Exercise requirements — Return each line of the listing that contains the string "samosas".
# # #
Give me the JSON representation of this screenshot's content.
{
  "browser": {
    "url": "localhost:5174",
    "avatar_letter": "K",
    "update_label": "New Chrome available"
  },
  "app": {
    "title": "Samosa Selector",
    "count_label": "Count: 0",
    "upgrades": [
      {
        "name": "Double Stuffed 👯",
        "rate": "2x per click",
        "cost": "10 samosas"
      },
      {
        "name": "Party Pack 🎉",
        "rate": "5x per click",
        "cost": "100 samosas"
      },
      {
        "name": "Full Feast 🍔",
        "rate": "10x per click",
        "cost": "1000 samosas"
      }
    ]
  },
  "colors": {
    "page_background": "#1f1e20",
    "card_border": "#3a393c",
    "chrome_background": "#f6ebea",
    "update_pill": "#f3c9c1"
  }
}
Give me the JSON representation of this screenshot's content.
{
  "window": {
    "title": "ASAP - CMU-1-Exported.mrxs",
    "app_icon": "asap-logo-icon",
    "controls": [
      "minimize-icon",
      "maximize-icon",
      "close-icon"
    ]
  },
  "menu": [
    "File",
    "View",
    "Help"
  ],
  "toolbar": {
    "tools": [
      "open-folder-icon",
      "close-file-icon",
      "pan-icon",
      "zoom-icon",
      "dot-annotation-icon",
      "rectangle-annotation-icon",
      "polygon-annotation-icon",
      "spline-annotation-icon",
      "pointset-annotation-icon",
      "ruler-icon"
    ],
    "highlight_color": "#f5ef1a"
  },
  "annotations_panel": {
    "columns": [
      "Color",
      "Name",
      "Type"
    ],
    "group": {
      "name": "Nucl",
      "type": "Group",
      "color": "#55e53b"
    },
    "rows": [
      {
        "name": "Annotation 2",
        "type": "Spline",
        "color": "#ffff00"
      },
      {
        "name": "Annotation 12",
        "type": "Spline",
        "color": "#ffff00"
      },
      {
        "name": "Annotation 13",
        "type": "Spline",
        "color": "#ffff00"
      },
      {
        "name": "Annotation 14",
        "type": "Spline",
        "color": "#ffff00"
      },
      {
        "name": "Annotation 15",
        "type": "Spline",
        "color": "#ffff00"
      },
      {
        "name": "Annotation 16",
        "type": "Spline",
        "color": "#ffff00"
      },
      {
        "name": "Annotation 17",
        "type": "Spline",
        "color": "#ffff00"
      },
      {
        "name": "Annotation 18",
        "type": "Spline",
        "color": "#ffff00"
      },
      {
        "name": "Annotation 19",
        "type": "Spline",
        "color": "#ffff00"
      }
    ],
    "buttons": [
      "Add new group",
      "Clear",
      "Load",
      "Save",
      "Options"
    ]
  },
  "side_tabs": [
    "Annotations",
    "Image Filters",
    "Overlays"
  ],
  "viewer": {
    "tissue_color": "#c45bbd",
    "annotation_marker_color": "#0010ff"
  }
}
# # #
The answer —
        "cost": "10 samosas"
        "cost": "100 samosas"
        "cost": "1000 samosas"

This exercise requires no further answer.